This period in Indian history was marked by a wave of nationalist activity and governmental repression. Nehru joined the Indian National Congress, one of India’s two major political parties. Nehru was deeply influenced by the party’s leader, Mahatma Gandhi. It was Gandhi’s insistence on action to bring about change and greater autonomy from the British that sparked Nehru’s interest the most.

The British didn’t give in easily to Indian demands for freedom, and in late 1921, the Congress Party’s central leaders and workers were banned from operating in some provinces. Nehru went to prison for the first time as the ban took effect; over the next 24 years he was to serve a total of nine sentences, adding up to more than nine years in jail. Always leaning to the left politically, Nehru studied Marxism while imprisoned.
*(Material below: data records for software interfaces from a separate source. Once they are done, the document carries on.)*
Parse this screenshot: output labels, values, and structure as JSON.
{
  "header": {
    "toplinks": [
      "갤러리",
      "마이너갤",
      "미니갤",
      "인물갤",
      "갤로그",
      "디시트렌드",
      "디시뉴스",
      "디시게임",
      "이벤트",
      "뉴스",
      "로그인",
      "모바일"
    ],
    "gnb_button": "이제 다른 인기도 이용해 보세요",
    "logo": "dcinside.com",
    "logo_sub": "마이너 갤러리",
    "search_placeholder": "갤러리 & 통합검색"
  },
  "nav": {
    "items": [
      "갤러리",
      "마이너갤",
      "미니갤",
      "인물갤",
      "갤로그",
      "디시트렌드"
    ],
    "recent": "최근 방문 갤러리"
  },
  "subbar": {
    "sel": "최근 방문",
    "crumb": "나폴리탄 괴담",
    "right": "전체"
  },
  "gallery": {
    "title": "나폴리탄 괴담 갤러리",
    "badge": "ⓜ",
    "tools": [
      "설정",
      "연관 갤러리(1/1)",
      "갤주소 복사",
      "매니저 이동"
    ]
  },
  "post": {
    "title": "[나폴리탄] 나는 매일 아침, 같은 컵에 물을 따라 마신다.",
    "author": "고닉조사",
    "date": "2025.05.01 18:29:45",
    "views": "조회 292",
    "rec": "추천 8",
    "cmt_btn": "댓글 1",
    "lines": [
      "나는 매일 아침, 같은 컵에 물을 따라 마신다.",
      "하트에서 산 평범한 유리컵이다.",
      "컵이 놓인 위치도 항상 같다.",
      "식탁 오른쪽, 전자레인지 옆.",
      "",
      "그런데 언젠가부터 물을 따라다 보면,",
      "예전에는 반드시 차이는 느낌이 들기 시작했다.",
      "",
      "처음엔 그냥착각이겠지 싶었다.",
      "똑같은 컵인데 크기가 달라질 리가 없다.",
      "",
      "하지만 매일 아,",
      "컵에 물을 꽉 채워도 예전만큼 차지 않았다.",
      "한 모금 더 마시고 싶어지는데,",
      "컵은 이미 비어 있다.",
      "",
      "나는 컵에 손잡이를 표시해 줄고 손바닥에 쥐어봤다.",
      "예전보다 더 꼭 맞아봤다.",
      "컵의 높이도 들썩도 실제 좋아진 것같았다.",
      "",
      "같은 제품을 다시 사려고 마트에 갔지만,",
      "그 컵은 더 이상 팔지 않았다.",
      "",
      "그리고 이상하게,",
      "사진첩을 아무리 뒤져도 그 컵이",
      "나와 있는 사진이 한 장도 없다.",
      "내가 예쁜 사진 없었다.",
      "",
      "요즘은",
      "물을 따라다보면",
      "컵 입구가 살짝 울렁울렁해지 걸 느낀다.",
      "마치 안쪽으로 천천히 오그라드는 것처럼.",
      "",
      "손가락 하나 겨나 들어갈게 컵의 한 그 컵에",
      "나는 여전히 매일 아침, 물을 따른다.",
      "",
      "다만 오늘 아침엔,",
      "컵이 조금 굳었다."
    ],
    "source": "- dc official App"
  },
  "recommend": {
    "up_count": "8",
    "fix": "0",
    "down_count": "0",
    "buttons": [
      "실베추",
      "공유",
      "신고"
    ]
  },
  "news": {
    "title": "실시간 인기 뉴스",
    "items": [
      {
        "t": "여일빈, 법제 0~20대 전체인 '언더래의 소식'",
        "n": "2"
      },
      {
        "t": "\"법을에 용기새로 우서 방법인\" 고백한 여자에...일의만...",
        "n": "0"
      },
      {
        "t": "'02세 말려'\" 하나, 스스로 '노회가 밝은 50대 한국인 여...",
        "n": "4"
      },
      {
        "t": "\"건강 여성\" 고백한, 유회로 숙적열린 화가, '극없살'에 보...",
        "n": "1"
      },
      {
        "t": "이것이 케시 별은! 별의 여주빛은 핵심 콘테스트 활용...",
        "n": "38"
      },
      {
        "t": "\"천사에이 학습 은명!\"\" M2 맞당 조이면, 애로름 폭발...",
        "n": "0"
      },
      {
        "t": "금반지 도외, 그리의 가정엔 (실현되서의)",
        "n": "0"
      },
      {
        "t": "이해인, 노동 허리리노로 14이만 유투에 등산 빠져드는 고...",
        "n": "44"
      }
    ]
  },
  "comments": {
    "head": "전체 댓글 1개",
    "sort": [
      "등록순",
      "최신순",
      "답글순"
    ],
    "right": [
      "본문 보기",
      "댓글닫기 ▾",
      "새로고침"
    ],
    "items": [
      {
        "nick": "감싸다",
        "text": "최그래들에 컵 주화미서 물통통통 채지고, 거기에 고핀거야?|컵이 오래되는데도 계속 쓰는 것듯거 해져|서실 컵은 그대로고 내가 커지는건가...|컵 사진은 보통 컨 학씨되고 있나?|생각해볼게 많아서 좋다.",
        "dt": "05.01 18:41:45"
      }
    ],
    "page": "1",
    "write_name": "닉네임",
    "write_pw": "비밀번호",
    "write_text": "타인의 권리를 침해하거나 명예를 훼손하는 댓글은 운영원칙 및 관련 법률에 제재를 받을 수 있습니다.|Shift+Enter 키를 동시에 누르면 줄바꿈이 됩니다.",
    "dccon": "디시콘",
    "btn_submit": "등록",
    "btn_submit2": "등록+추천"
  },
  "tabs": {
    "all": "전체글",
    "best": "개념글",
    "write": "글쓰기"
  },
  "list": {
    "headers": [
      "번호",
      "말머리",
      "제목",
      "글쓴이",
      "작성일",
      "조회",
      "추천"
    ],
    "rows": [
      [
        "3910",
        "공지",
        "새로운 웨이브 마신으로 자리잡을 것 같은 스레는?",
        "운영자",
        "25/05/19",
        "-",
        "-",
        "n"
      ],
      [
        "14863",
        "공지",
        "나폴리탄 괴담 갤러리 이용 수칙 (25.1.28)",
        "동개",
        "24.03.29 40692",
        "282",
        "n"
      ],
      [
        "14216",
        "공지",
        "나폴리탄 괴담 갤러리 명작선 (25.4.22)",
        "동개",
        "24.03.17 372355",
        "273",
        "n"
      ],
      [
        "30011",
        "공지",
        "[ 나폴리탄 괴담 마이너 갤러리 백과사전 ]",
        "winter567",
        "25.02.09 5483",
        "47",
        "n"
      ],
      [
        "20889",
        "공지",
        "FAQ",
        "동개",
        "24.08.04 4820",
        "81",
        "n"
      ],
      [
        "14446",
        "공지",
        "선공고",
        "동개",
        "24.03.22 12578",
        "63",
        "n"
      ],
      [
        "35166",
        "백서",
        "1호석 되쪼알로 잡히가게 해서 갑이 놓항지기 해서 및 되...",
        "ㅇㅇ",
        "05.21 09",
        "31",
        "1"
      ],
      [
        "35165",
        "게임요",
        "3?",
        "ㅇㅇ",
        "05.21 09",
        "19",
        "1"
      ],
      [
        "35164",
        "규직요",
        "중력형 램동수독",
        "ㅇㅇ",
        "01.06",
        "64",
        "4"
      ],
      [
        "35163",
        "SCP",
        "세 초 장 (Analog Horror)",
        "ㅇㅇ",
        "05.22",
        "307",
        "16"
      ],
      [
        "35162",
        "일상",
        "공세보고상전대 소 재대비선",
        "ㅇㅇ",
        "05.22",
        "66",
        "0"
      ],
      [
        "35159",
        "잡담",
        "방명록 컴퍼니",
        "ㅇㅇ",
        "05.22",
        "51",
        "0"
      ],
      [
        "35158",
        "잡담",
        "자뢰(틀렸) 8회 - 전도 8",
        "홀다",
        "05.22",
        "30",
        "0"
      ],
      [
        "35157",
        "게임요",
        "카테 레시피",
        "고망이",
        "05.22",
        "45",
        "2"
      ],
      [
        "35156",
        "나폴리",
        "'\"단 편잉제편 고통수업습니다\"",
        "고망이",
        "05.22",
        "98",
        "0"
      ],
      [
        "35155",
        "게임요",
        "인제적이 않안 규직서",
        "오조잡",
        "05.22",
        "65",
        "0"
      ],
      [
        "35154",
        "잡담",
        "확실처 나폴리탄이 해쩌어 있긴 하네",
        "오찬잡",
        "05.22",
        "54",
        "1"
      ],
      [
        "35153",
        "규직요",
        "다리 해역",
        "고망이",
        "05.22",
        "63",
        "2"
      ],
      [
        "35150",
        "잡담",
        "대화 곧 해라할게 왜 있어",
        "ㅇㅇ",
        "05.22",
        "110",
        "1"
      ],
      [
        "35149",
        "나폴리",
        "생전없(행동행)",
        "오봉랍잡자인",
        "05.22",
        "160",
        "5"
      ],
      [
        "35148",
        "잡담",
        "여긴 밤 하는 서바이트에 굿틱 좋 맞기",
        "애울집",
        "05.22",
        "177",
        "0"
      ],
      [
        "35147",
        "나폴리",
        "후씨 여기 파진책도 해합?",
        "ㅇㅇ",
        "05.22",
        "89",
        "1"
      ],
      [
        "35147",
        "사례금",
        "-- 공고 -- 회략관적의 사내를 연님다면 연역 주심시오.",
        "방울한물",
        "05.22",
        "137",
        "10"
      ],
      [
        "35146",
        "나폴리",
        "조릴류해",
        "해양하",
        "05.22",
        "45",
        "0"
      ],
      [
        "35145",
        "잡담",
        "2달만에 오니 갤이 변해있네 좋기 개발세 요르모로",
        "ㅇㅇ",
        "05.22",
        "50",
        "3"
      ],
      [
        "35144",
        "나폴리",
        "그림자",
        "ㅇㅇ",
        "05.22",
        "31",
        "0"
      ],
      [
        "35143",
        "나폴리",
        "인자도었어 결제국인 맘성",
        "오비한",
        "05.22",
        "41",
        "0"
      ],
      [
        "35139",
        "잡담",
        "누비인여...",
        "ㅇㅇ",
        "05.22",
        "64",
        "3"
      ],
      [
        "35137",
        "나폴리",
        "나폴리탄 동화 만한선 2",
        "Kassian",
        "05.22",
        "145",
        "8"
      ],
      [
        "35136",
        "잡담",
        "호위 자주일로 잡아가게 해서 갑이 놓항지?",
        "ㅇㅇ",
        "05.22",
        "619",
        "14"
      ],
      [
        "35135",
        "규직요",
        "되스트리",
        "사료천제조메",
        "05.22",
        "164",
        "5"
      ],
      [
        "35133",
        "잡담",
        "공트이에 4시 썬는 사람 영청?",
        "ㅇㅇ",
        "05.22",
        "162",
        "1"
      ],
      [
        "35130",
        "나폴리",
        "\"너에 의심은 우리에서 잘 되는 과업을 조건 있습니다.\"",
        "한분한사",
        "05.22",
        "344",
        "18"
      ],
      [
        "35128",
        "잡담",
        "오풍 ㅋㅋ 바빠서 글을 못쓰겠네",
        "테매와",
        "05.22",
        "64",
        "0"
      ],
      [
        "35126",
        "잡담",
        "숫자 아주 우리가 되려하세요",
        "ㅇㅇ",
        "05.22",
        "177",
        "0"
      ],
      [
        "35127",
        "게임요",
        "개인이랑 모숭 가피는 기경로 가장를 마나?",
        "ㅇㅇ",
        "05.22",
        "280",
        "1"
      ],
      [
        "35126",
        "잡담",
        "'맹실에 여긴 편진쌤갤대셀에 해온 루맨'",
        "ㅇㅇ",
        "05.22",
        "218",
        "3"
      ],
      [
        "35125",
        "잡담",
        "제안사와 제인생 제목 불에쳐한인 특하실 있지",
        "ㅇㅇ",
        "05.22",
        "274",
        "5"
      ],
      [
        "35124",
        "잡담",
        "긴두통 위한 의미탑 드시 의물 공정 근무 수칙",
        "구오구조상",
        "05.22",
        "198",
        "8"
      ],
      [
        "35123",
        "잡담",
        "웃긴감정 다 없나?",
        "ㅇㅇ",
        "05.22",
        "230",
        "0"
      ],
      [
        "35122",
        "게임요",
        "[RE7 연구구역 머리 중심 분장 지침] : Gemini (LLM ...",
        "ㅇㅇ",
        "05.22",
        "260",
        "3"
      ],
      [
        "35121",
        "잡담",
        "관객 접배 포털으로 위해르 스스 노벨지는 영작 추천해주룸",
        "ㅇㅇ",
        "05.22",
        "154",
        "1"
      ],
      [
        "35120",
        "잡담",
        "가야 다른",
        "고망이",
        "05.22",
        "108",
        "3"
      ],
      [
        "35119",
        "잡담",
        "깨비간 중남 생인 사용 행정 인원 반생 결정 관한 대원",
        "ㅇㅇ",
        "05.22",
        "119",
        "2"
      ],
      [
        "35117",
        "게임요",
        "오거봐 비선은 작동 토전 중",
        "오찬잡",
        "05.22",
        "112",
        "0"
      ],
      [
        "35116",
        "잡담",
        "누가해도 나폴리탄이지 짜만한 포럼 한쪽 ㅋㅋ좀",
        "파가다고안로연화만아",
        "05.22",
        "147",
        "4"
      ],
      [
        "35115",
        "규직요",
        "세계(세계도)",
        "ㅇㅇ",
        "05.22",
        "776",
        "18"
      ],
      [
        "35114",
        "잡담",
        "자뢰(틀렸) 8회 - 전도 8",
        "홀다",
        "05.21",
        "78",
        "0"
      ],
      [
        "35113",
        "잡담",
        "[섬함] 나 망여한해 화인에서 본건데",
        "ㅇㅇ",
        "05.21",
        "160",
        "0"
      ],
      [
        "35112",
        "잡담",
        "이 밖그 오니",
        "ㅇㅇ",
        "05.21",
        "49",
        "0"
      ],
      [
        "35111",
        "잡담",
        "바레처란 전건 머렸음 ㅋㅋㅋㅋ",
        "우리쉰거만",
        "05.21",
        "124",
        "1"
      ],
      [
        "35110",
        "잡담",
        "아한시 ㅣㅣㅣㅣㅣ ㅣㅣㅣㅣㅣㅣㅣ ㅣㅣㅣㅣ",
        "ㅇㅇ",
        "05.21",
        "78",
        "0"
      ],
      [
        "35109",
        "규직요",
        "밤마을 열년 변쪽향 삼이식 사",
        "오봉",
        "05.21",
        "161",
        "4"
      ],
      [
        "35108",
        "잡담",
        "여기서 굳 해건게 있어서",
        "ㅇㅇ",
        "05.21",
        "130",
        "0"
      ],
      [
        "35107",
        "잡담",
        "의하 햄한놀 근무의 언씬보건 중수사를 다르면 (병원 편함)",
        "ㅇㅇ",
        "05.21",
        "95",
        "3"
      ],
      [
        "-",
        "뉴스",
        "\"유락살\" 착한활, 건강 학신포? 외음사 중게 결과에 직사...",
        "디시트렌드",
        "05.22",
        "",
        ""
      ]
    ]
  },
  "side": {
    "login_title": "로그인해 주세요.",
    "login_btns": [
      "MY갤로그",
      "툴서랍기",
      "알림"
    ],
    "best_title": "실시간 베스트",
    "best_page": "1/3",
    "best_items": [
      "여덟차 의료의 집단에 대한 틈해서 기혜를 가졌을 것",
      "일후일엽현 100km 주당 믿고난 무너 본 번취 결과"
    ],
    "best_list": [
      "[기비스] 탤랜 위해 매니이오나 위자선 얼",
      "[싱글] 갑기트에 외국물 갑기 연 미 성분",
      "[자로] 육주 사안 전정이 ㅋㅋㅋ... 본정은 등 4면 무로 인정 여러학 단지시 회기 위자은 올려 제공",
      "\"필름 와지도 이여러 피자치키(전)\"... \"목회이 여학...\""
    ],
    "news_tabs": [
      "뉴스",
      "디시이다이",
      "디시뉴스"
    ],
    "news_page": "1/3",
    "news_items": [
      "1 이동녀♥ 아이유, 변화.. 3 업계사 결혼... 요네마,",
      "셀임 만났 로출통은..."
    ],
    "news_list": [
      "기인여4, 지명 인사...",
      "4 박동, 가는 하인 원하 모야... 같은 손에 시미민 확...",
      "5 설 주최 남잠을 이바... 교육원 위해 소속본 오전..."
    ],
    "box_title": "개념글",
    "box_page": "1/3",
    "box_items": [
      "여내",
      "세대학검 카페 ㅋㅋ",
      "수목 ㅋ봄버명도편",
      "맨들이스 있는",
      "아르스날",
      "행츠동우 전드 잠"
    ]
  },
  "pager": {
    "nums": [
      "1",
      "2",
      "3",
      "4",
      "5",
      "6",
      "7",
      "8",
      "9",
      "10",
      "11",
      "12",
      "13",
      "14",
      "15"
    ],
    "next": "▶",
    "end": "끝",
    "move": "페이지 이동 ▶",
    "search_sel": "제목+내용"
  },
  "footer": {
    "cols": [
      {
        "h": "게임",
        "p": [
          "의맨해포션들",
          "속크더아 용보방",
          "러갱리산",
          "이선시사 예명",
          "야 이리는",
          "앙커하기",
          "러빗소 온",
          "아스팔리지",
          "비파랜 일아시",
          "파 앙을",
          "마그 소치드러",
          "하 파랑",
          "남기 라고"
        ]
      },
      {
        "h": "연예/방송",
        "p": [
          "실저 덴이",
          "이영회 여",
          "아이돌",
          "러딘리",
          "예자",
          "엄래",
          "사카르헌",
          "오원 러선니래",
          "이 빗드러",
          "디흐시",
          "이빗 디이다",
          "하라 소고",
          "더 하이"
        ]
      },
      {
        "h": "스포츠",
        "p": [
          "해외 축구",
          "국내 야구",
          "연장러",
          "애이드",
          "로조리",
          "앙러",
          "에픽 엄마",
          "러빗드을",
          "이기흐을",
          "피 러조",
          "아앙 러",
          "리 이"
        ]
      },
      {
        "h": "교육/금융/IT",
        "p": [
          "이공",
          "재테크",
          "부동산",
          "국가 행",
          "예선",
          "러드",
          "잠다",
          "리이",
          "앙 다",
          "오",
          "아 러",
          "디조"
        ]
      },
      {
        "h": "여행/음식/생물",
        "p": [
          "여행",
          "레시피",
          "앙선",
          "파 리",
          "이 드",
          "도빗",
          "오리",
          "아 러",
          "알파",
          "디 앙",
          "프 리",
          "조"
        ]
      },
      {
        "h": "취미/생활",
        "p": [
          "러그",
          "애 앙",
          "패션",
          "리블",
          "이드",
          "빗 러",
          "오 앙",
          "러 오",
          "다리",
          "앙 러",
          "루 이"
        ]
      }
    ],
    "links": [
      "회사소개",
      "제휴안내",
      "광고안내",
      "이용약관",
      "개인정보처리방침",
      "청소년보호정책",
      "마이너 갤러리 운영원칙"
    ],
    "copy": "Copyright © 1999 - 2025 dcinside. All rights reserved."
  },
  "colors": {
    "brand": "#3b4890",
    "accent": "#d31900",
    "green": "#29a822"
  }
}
Though he found himself interested in the philosophy but repelled by some of its methods, from then on the backdrop of Nehru’s economic thinking was Marxist, adjusted as necessary to Indian conditions.

Marching Toward Indian Independence

In 1928, after years of struggle on behalf of Indian emancipation, Jawaharlal Nehru was named president of the Indian National Congress. (In fact, hoping that Nehru would attract India’s youth to the party, Mahatma Gandhi had engineered Nehru’s rise.) The next year, Nehru led the historic session at Lahore that proclaimed complete independence as India’s political goal. November 1930 saw the start of the Round Table Conferences, which convened in London and hosted British and Indian officials working toward a plan of eventual independence.

After his father’s death in 1931, Nehru became more embedded in the workings of the Congress Party and became closer to Gandhi, attending the signing of the Gandhi-Irwin pact. Signed in March 1931 by Gandhi and the British viceroy Lord Irwin, the pact declared a truce between the British and India’s independence movement. The British agreed to free all political prisoners and Gandhi agreed to end the civil disobedience movement he had been coordinating for years.

Unfortunately, the pact did not instantly usher in a peaceful climate in British-controlled India, and both Nehru and Gandhi were jailed in early 1932 on charges of attempting to mount another civil disobedience movement. Neither man attended the third Round Table Conference. (Gandhi was jailed soon after his return as the sole Indian representative attending the second Round Table Conference.) The third and final conference did, however, result in the Government of India Act of 1935, giving the Indian provinces a system of autonomous government in which elections would be held to name provincial leaders. By the time the 1935 act was signed into law, Indians began to see Nehru as natural heir to Gandhi, who didn’t designate Nehru as his political successor until the early 1940s. Gandhi said in January 1941, “[Jawaharlal Nehru and I] had differences from the time we became co-workers and yet I have said for some years and say so now that … Jawaharlal will be my successor.”